I hate to channel a Southern chef personality, but it’s absolutely true: the love isn’t there. Might and Magic: Clash of Heroes is built entirely to specification, exactly how old games used to be made. The only difference is that my heart isn’t into the idea of grinding through an entirely predictable story anymore. It’s something I used to relish doing, but I can’t do it anymore. There has to be a hook to get me through the plot, be it nostalgia or a really cool leveling system or a brilliant story and Clash of Heroes doesn’t have any of those. It has a good battle mechanic, but like anything you do a hundred times, it eventually becomes boring, no matter how interesting it is. You develop a strategy, and while it’s sometimes difficult to apply this strategy due to the enemy being awfully smart, it eventually comes down to rote application of skill, which will eventually become tedium incarnate.

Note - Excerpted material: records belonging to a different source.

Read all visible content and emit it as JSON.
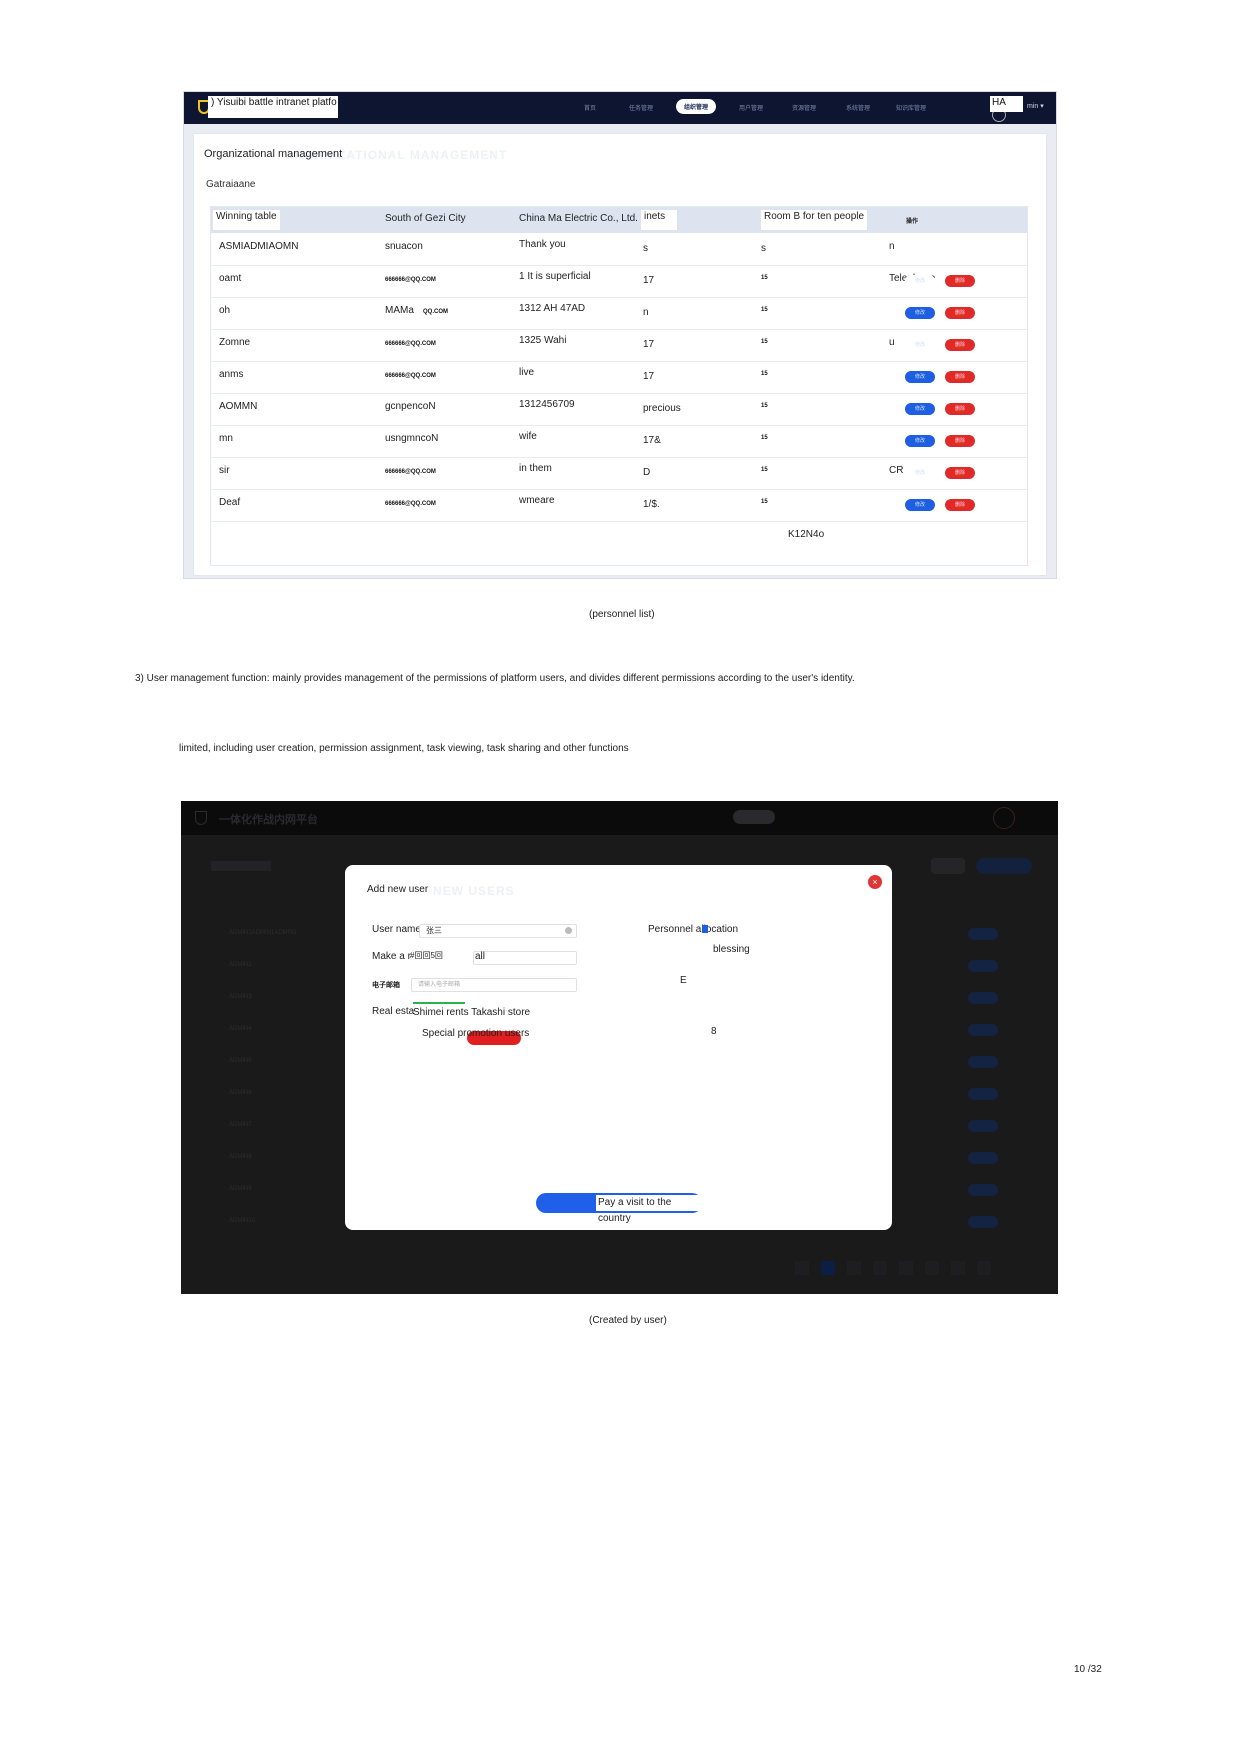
{
  "screenshot1": {
    "brand": ") Yisuibi battle intranet platfo",
    "nav": [
      "首页",
      "任务管理",
      "组织管理",
      "用户管理",
      "资源管理",
      "系统管理",
      "知识库管理"
    ],
    "nav_active_index": 2,
    "user": "HA",
    "user_suffix": "min ▾",
    "panel_title": "Organizational management",
    "panel_ghost": "ORGANIZATIONAL MANAGEMENT",
    "panel_sub": "Gatraiaane",
    "headers": [
      "Winning table",
      "South of Gezi City",
      "China Ma Electric Co., Ltd.",
      "inets",
      "Room B for ten people",
      "操作"
    ],
    "rows": [
      {
        "c1": "ASMIADMIAOMN",
        "c2": "snuacon",
        "c3": "Thank you",
        "c4": "s",
        "c5": "s",
        "c6": "n"
      },
      {
        "c1": "oamt",
        "c2": "666666@QQ.COM",
        "c3": "1 It is superficial",
        "c4": "17",
        "c5": "15",
        "c6": "Telephone"
      },
      {
        "c1": "oh",
        "c2": "MAMa",
        "c2b": "QQ.COM",
        "c3": "1312 AH 47AD",
        "c4": "n",
        "c5": "15",
        "c6": ""
      },
      {
        "c1": "Zomne",
        "c2": "666666@QQ.COM",
        "c3": "1325 Wahi",
        "c4": "17",
        "c5": "15",
        "c6": "u"
      },
      {
        "c1": "anms",
        "c2": "666666@QQ.COM",
        "c3": "live",
        "c4": "17",
        "c5": "15",
        "c6": ""
      },
      {
        "c1": "AOMMN",
        "c2": "gcnpencoN",
        "c3": "1312456709",
        "c4": "precious",
        "c5": "15",
        "c6": ""
      },
      {
        "c1": "mn",
        "c2": "usngmncoN",
        "c3": "wife",
        "c4": "17&",
        "c5": "15",
        "c6": ""
      },
      {
        "c1": "sir",
        "c2": "666666@QQ.COM",
        "c3": "in them",
        "c4": "D",
        "c5": "15",
        "c6": "CR"
      },
      {
        "c1": "Deaf",
        "c2": "666666@QQ.COM",
        "c3": "wmeare",
        "c4": "1/$.",
        "c5": "15",
        "c6": ""
      }
    ],
    "edit_label": "修改",
    "delete_label": "删除",
    "footer_note": "K12N4o"
  },
  "caption1": "(personnel list)",
  "paragraph1": "3) User management function: mainly provides management of the permissions of platform users, and divides different permissions according to the user's identity.",
  "paragraph2": "limited, including user creation, permission assignment, task viewing, task sharing and other functions",
  "screenshot2": {
    "brand": "一体化作战内网平台",
    "modal": {
      "title": "Add new user",
      "title_ghost": "NEW USERS",
      "close": "×",
      "username_label": "User name",
      "username_value": "张三",
      "make_label": "Make a r",
      "make_value": "#回回5回",
      "make_extra": "all",
      "email_label": "电子邮箱",
      "email_placeholder": "请输入电子邮箱",
      "realestate_label": "Real esta",
      "realestate_value": "Shimei rents Takashi store",
      "special_label": "Special promotion users",
      "personnel_label": "Personnel allocation",
      "blessing": "blessing",
      "e_label": "E",
      "eight_label": "8",
      "save_label": "Pay a visit to the country"
    },
    "dim_rows": [
      "ADMIN1ADMIN1ADMIN1",
      "ADMIN2",
      "ADMIN3",
      "ADMIN4",
      "ADMIN5",
      "ADMIN6",
      "ADMIN7",
      "ADMIN8",
      "ADMIN9",
      "ADMIN10"
    ]
  },
  "caption2": "(Created by user)",
  "page_number": "10 /32"
}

To make a metaphor using my other favored field of entertainment, comics, good mechanics are the art. Pretty pictures are a dime a dozen: even a good artist can be equaled by dozens more artists, more than anyone can possibly want to read in a lifetime. Good mechanics are important, and they help make the game more engaging, but there has to be something there beyond them. There has to be a complex system, or an interesting plot, or something weighty behind the mechanics.
Good mechanics and artistic flair are a foundation, but not the game. And if the game is all grinding meaningless encounters to acquire meaningless plot, then what hope does the game have of being enjoyable or memorable?
The thing is, grinding like this is a holdover from days when games were paced this way to make them longer. Encounters against forty of the same encounters was practical and a necessity during the days of the NES, but nowadays they’re just tedious reminders that we haven’t come very far as a medium. Developers still do things to pad the length of their games, except now the games are ten to twenty hours long instead of thirty to forty. Instead of the padding surrounding a fairly meaty experience, now there are games where the entire thing is fluff.
I realize, at this point I must clarify, that Might and Magic: Clash of Heroes is not the best choice for this argument. It’s a quality game. If you have patience for grinding, it’s a great game. Sure, it’s got its missteps, like having protagonist Godric of the Griffin empire (who walks through quite a number of doors), but the game, in general, is very sound. It the principle of the thing that gets me: this is a game with quality gameplay and style, and it’s buried under thousands of encounters with Demon who always use similar armies and always die quickly. It’s exacerbated by the fact that the game is five campaigns, so instead of just building upward in power, you replay the same beginning five times, developing an army each time with no depth. There’s no system, there’s just mechanics. There’s no plot, there’s just style. There is no joy, there is only repetition.
Maybe I’m just a cynic, but I feel like games shouldn’t be this joyless. Maybe the kids love just throwing birds at buildings until they fall over, but I feel like we should demand more. Games should tell us stories, and they should engage us with different and important events rather than the fortieth fight against the same enemy. Kurt Vonnegut said that all writing should either advance the plot or explain character, and fights against generic cannon fodder do neither, unless the goal is to convey that the main character is a killing machine. Another major rule of writing is that everyone, down to a paper boy, should have a strong degree of character; faceless enemies, leading faceless armies, have less than no character. They are cardboard cutouts we aren’t supposed to think about.
That’s the thing, really. We aren’t supposed to think about any of this. When we were kids, we didn’t think about enemies having emotions or reasons to live besides being obstacles. Now, I am at least old enough to ask the question, Why is this enemy here? and it’s disheartening to find no answer. They are empty, soulless minions, and while it is comforting to think those sort of people exist, they don’t. And it’s in killing my fortieth vapid goon that I realize I have no heart, no stomach for it anymore.